by Rob Bennett
We have been living in a twilight zone for the past 30 years.
University of Chicago Professor Eugene Fama’s Efficient Market Theory became the dominant academic explanation of how stock investing works in the 1960s. It was incorporated into the Buy-and-Hold Model, which became extremely popular during the huge bull market. But while the bull was raging forward Yale Professor Robert Shiller published research showing that valuations affect long-term returns. That means that overvaluation is a meaningful concept.
Both things cannot possibly be so.
If the market is efficient, there can be no overvaluation. For the market to be overvalued is for it to be mispriced. For the market to be efficient is for it to be priced properly. People who believe in market efficiency should strike the words “overvaluation” and “”undervaluation” from their vocabularies.
Things have reached a point at which we need to decide once and for all whether Fama is right or Shiller is right. We can fudge this no longer. If overvaluation is real, millions of middle-class people are investing their retirement money pursuant to some very dangerous advice.
Today’s retirement studies report a single safe withdrawal rate for retirements beginning at all possible stock valuation levels. But if overvaluation is real, the safe withdrawal rate that applies at the top of a bull should be roughly one-sixth of the safe withdrawal rate that applies at the bottom of a bear; stocks were priced at one-half fair value in 1982 and at three times fair value in 2000. If the safe withdrawal rate at bear bottoms is six times larger than what it is at bull tops, retirement planners are using wildly wrong numbers (sometimes numbers too high and sometimes numbers too low) most of the time.
The same problem applies in regard to asset allocation advice.
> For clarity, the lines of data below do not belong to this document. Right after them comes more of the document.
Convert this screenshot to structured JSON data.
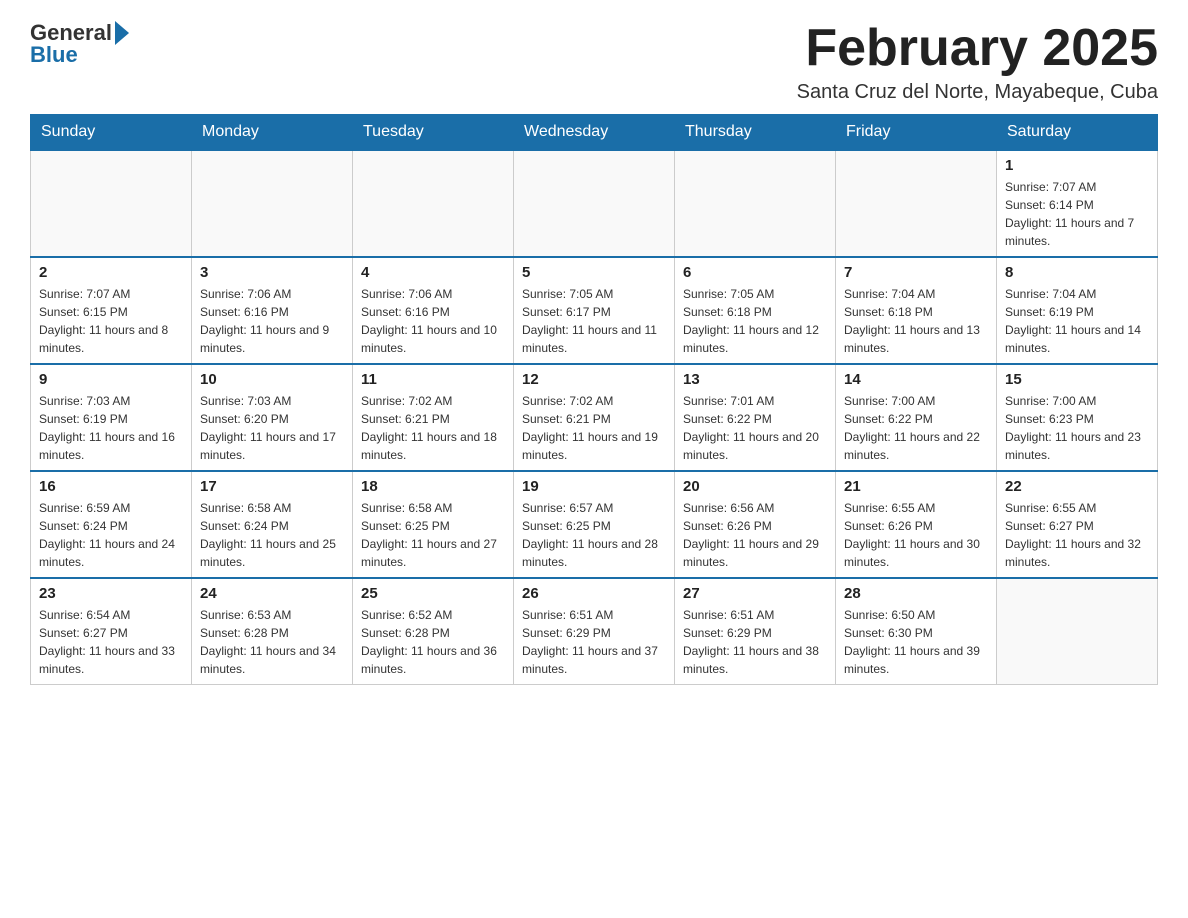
{
  "logo": {
    "general_text": "General",
    "blue_text": "Blue"
  },
  "header": {
    "title": "February 2025",
    "subtitle": "Santa Cruz del Norte, Mayabeque, Cuba"
  },
  "days_of_week": [
    "Sunday",
    "Monday",
    "Tuesday",
    "Wednesday",
    "Thursday",
    "Friday",
    "Saturday"
  ],
  "weeks": [
    {
      "days": [
        {
          "date": "",
          "info": ""
        },
        {
          "date": "",
          "info": ""
        },
        {
          "date": "",
          "info": ""
        },
        {
          "date": "",
          "info": ""
        },
        {
          "date": "",
          "info": ""
        },
        {
          "date": "",
          "info": ""
        },
        {
          "date": "1",
          "info": "Sunrise: 7:07 AM\nSunset: 6:14 PM\nDaylight: 11 hours and 7 minutes."
        }
      ]
    },
    {
      "days": [
        {
          "date": "2",
          "info": "Sunrise: 7:07 AM\nSunset: 6:15 PM\nDaylight: 11 hours and 8 minutes."
        },
        {
          "date": "3",
          "info": "Sunrise: 7:06 AM\nSunset: 6:16 PM\nDaylight: 11 hours and 9 minutes."
        },
        {
          "date": "4",
          "info": "Sunrise: 7:06 AM\nSunset: 6:16 PM\nDaylight: 11 hours and 10 minutes."
        },
        {
          "date": "5",
          "info": "Sunrise: 7:05 AM\nSunset: 6:17 PM\nDaylight: 11 hours and 11 minutes."
        },
        {
          "date": "6",
          "info": "Sunrise: 7:05 AM\nSunset: 6:18 PM\nDaylight: 11 hours and 12 minutes."
        },
        {
          "date": "7",
          "info": "Sunrise: 7:04 AM\nSunset: 6:18 PM\nDaylight: 11 hours and 13 minutes."
        },
        {
          "date": "8",
          "info": "Sunrise: 7:04 AM\nSunset: 6:19 PM\nDaylight: 11 hours and 14 minutes."
        }
      ]
    },
    {
      "days": [
        {
          "date": "9",
          "info": "Sunrise: 7:03 AM\nSunset: 6:19 PM\nDaylight: 11 hours and 16 minutes."
        },
        {
          "date": "10",
          "info": "Sunrise: 7:03 AM\nSunset: 6:20 PM\nDaylight: 11 hours and 17 minutes."
        },
        {
          "date": "11",
          "info": "Sunrise: 7:02 AM\nSunset: 6:21 PM\nDaylight: 11 hours and 18 minutes."
        },
        {
          "date": "12",
          "info": "Sunrise: 7:02 AM\nSunset: 6:21 PM\nDaylight: 11 hours and 19 minutes."
        },
        {
          "date": "13",
          "info": "Sunrise: 7:01 AM\nSunset: 6:22 PM\nDaylight: 11 hours and 20 minutes."
        },
        {
          "date": "14",
          "info": "Sunrise: 7:00 AM\nSunset: 6:22 PM\nDaylight: 11 hours and 22 minutes."
        },
        {
          "date": "15",
          "info": "Sunrise: 7:00 AM\nSunset: 6:23 PM\nDaylight: 11 hours and 23 minutes."
        }
      ]
    },
    {
      "days": [
        {
          "date": "16",
          "info": "Sunrise: 6:59 AM\nSunset: 6:24 PM\nDaylight: 11 hours and 24 minutes."
        },
        {
          "date": "17",
          "info": "Sunrise: 6:58 AM\nSunset: 6:24 PM\nDaylight: 11 hours and 25 minutes."
        },
        {
          "date": "18",
          "info": "Sunrise: 6:58 AM\nSunset: 6:25 PM\nDaylight: 11 hours and 27 minutes."
        },
        {
          "date": "19",
          "info": "Sunrise: 6:57 AM\nSunset: 6:25 PM\nDaylight: 11 hours and 28 minutes."
        },
        {
          "date": "20",
          "info": "Sunrise: 6:56 AM\nSunset: 6:26 PM\nDaylight: 11 hours and 29 minutes."
        },
        {
          "date": "21",
          "info": "Sunrise: 6:55 AM\nSunset: 6:26 PM\nDaylight: 11 hours and 30 minutes."
        },
        {
          "date": "22",
          "info": "Sunrise: 6:55 AM\nSunset: 6:27 PM\nDaylight: 11 hours and 32 minutes."
        }
      ]
    },
    {
      "days": [
        {
          "date": "23",
          "info": "Sunrise: 6:54 AM\nSunset: 6:27 PM\nDaylight: 11 hours and 33 minutes."
        },
        {
          "date": "24",
          "info": "Sunrise: 6:53 AM\nSunset: 6:28 PM\nDaylight: 11 hours and 34 minutes."
        },
        {
          "date": "25",
          "info": "Sunrise: 6:52 AM\nSunset: 6:28 PM\nDaylight: 11 hours and 36 minutes."
        },
        {
          "date": "26",
          "info": "Sunrise: 6:51 AM\nSunset: 6:29 PM\nDaylight: 11 hours and 37 minutes."
        },
        {
          "date": "27",
          "info": "Sunrise: 6:51 AM\nSunset: 6:29 PM\nDaylight: 11 hours and 38 minutes."
        },
        {
          "date": "28",
          "info": "Sunrise: 6:50 AM\nSunset: 6:30 PM\nDaylight: 11 hours and 39 minutes."
        },
        {
          "date": "",
          "info": ""
        }
      ]
    }
  ]
}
A regression analysis of the historical stock-return data indicates that the most likely annualized 10-year return at the prices at which stocks were selling in 1982 was 15 percent real. At the prices that applied in 2000, the most likely annualized 10-year return was a negative 1 percent real. There is no one stock allocation that makes sense in both sets of circumstances. Yet Buy-and-Holders advise investors to stick with the same stock allocation at all times.
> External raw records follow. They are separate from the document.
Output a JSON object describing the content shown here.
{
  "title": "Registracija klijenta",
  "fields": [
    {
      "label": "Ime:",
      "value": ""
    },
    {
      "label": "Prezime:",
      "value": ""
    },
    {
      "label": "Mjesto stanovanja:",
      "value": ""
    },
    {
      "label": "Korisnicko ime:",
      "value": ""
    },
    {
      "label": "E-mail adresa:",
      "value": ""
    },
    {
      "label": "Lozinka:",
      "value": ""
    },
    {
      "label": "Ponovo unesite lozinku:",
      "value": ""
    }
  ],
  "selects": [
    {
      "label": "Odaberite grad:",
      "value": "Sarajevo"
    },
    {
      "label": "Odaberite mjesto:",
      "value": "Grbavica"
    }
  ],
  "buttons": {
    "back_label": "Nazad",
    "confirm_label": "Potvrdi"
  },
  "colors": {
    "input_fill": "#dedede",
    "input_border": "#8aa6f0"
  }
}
The conventional thinking on risk is also wildly off the mark in the event that Shiller is really onto something. The Buy-and-Hold Model (rooted in the Efficient Market Theory) posits that stocks pay higher returns than other asset classes because there is more risk in investing in stocks and stock investors are being compensated for taking on that risk. But, to the extent that valuations affect long-term returns, long-term stock returns are predictable. Stocks can be risky in a post-Shiller world. But to the extent that returns are predictable, risk is optional. High returns are not a reward for taking on risk, under this model. Instead, risk is a penalty for refusing to consider valuations when setting one’s stock allocation.
If the market truly is efficient, Buy-and-Hold makes sense. If not, it doesn’t. This is an either/or proposition. We need to face up to that and either reaffirm the Buy-and-Hold Model or reject it out of hand.
I vote for rejecting it out of hand.
I am not aware of any reason for believing that the market is efficient. The efficient market concept was an hypothesis that failed the test when Shiller showed that valuations affect long-term returns. Buy-and-Hold failed as an intellectual matter in 1981. It has remained popular because The Stock-Selling Industry continued to promote it aggressively and because middle-class investors fell in love with it during the huge bull. The bull is now over and people are looking for explanations of what went wrong. The explanation that explains everything is that we made a huge mistake in continuing to promote Buy-and-Hold for three decades after the academic research showed that it cannot possibly pan out.
We need to examine these questions. We need to revisit the root questions of investing analysis. We need to ask — What if Fama is wrong and Shiller is right? How would that change how we think about risk? How would that change how we go about retirement planning? How would that change how we go about setting our stock allocations?
The stock crash has opened the minds of many investors to ideas that they were not willing to give a hearing to prior to September 2008. I believe that that is going to end up being a positive development for all of us. We need to be questioning all that we once thought we knew for sure about how stock investing works.
Shiller’s 1981 findings led us to the threshold of a Brave New World of stock investing. We have held off making the leap to this exciting new world for 30 years. It’s time.